“The most we developed on that was one utterance, something to the extent of, ‘This is where the ‘n’s live,’ using the slang term,” Barrow said.
The group besieged the apartment and began banging on the door, demanding that the occupants, including Ellis, come outside. The occupants declined. A window was broken, at which point the gang of eight allegedly fled the scene. According to Barrow, the police had not yet been summoned. There was no 911 call from the apartment. Though police have identified some of the members of the posse, none of them has yet been charged with a crime.
As soon as the group fled, four men allegedly emerged from the apartment. Three of them, including Ellis, armed themselves with bats and walked through an alley to West Fifth Street. Neighbors and police say that’s when Ellis came upon Randal Clark.

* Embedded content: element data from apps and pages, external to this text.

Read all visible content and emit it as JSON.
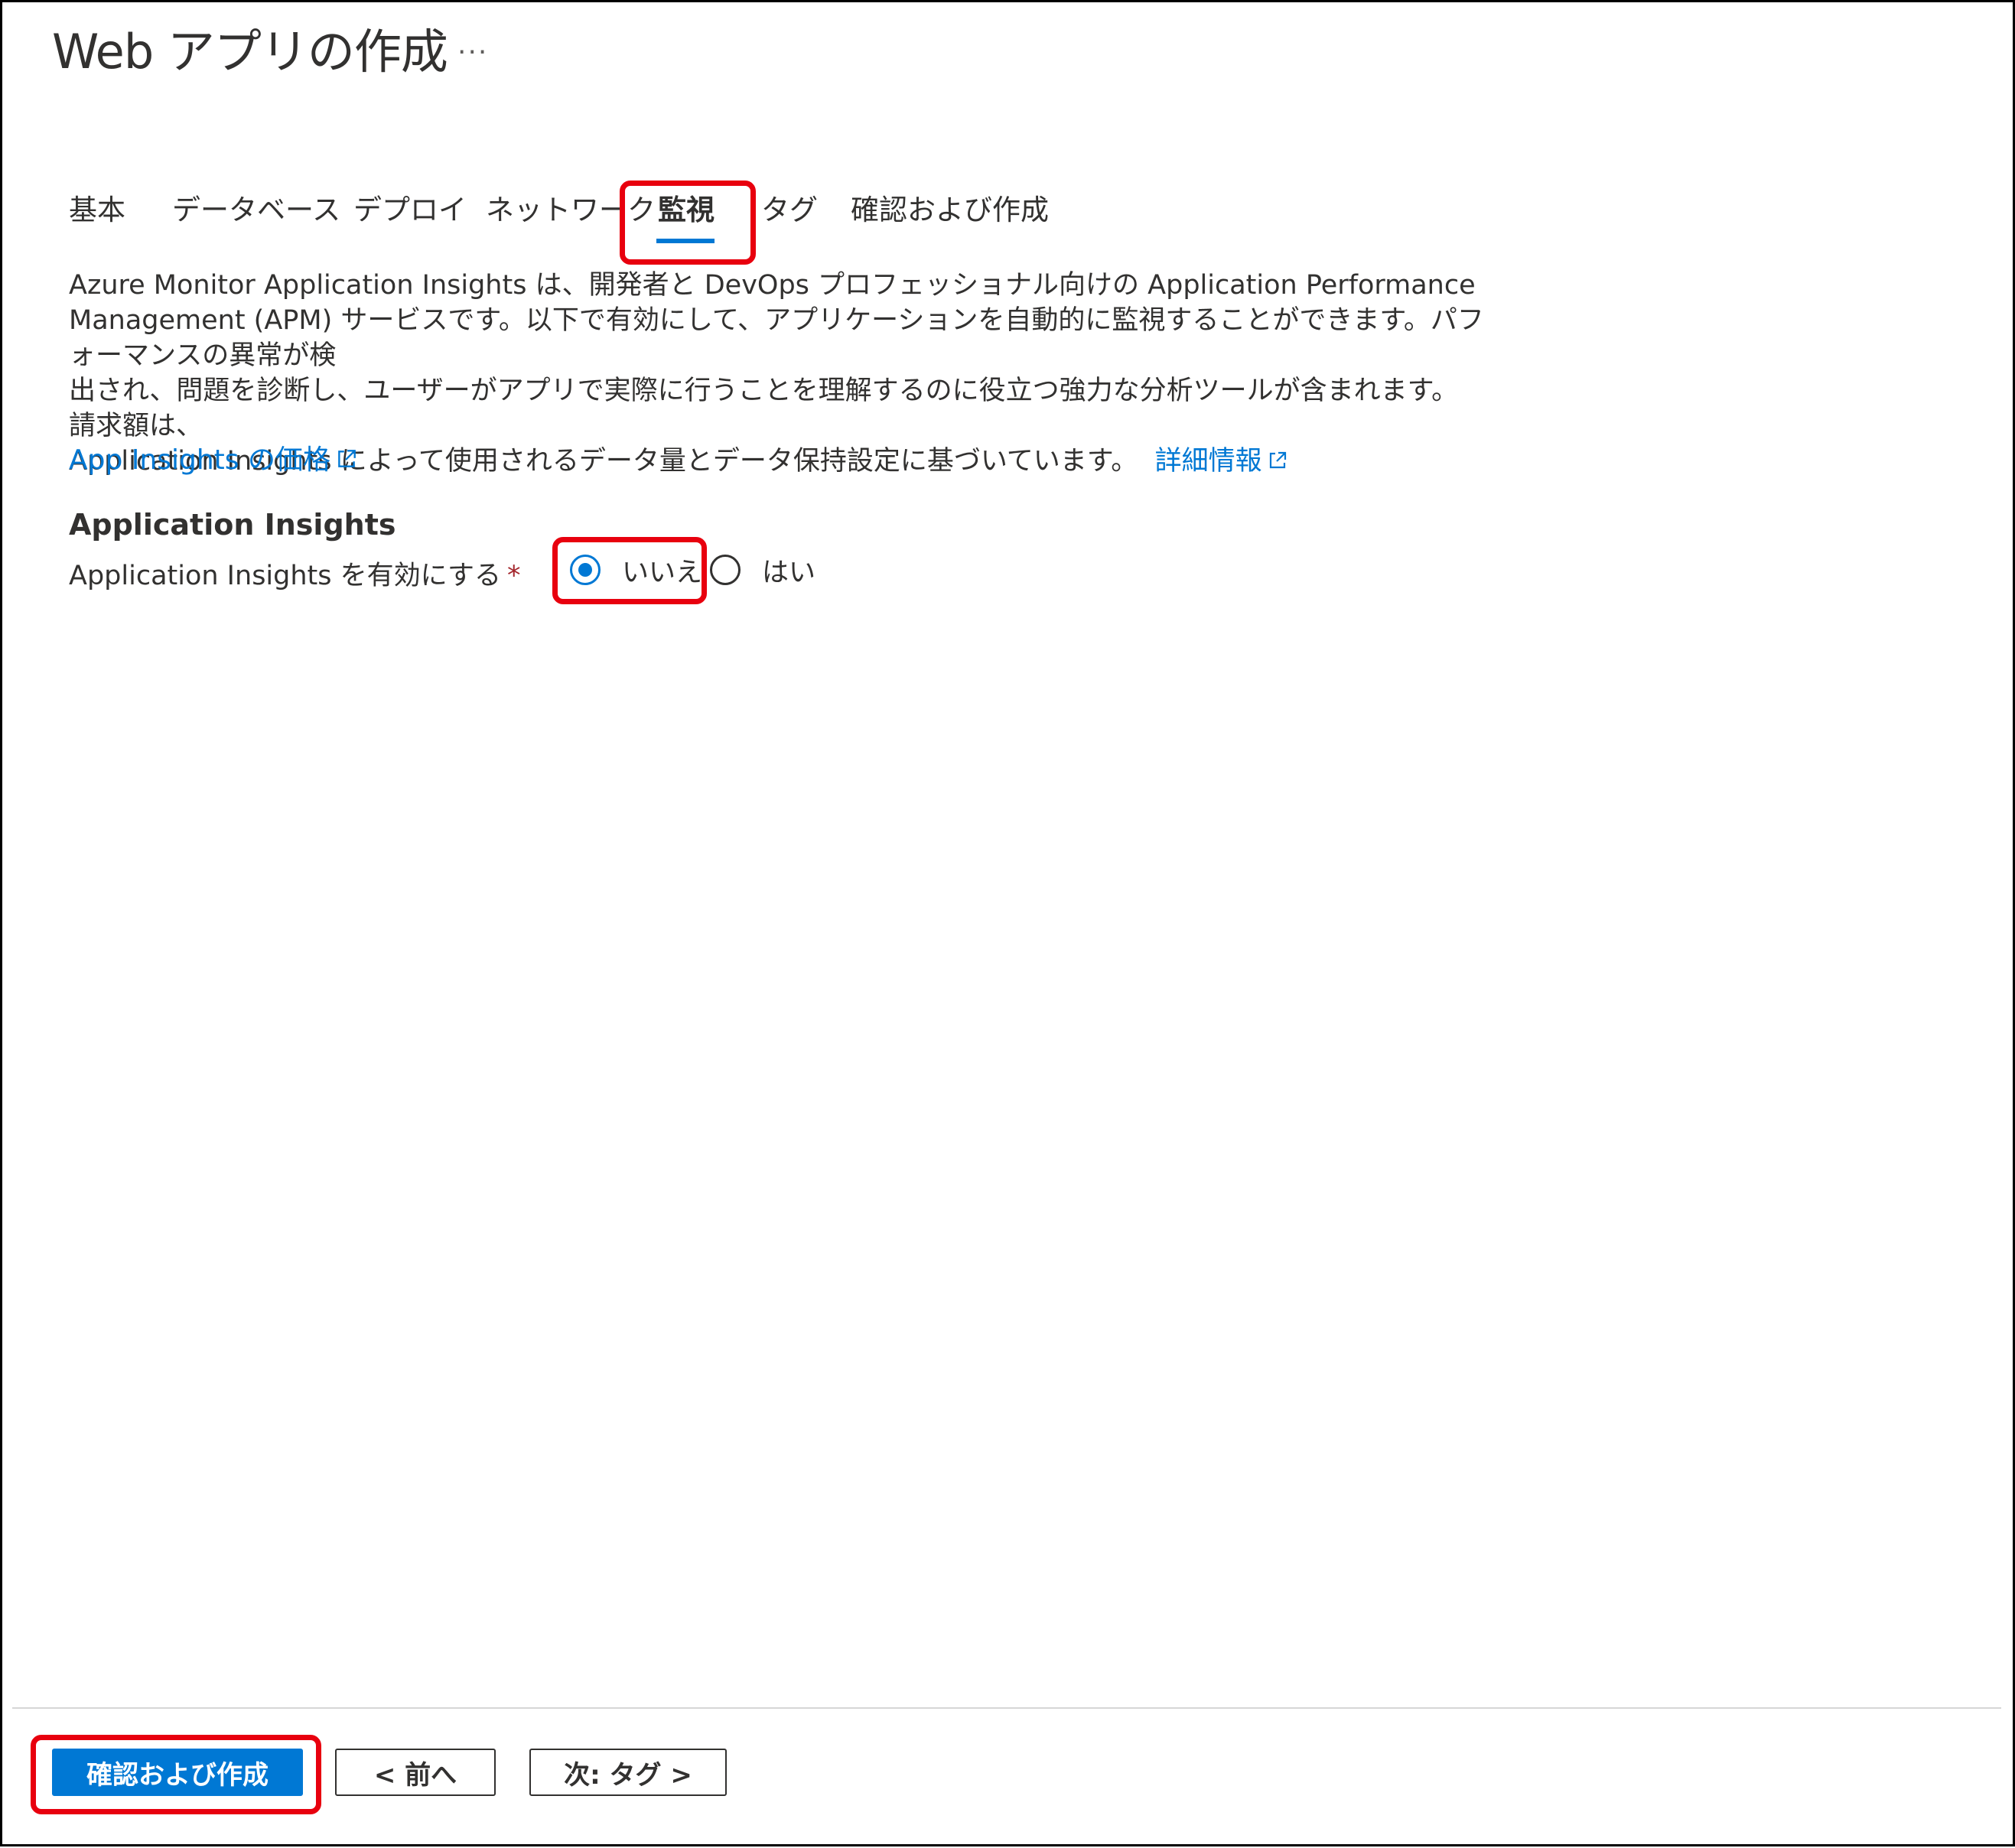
{
  "header": {
    "title": "Web アプリの作成",
    "more": "..."
  },
  "tabs": [
    {
      "label": "基本",
      "active": false
    },
    {
      "label": "データベース",
      "active": false
    },
    {
      "label": "デプロイ",
      "active": false
    },
    {
      "label": "ネットワーク",
      "active": false
    },
    {
      "label": "監視",
      "active": true
    },
    {
      "label": "タグ",
      "active": false
    },
    {
      "label": "確認および作成",
      "active": false
    }
  ],
  "description": {
    "line1": "Azure Monitor Application Insights は、開発者と DevOps プロフェッショナル向けの Application Performance",
    "line2": "Management (APM) サービスです。以下で有効にして、アプリケーションを自動的に監視することができます。パフォーマンスの異常が検",
    "line3": "出され、問題を診断し、ユーザーがアプリで実際に行うことを理解するのに役立つ強力な分析ツールが含まれます。請求額は、",
    "line4": "Application Insights によって使用されるデータ量とデータ保持設定に基づいています。",
    "more_link": "詳細情報"
  },
  "pricing_link": "App Insights の価格",
  "section": {
    "heading": "Application Insights",
    "field_label": "Application Insights を有効にする",
    "required_mark": "*",
    "options": [
      {
        "label": "いいえ",
        "selected": true
      },
      {
        "label": "はい",
        "selected": false
      }
    ]
  },
  "footer": {
    "review_create": "確認および作成",
    "previous": "< 前へ",
    "next": "次: タグ >"
  },
  "colors": {
    "accent": "#0078d4",
    "highlight": "#e8000e",
    "required": "#a4262c"
  }
}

What happened at that point—whether words were exchanged or fighting stances adopted—will be up to a jury to decide. The police and district attorney contend that Ellis demanded Clark tell him where he could find the people who had broken his window, whereupon Clark protested that he wasn’t involved. At some point immediately following, Ellis allegedly swung his bat, and Clark fell to the pavement, never to regain consciousness. He died a week later at Enloe Hospital.
A preliminary hearing is scheduled for April 15. If Ellis is convicted by a jury, he could face more than 25 years in prison. Until then, he will remain in custody on $1 million bond.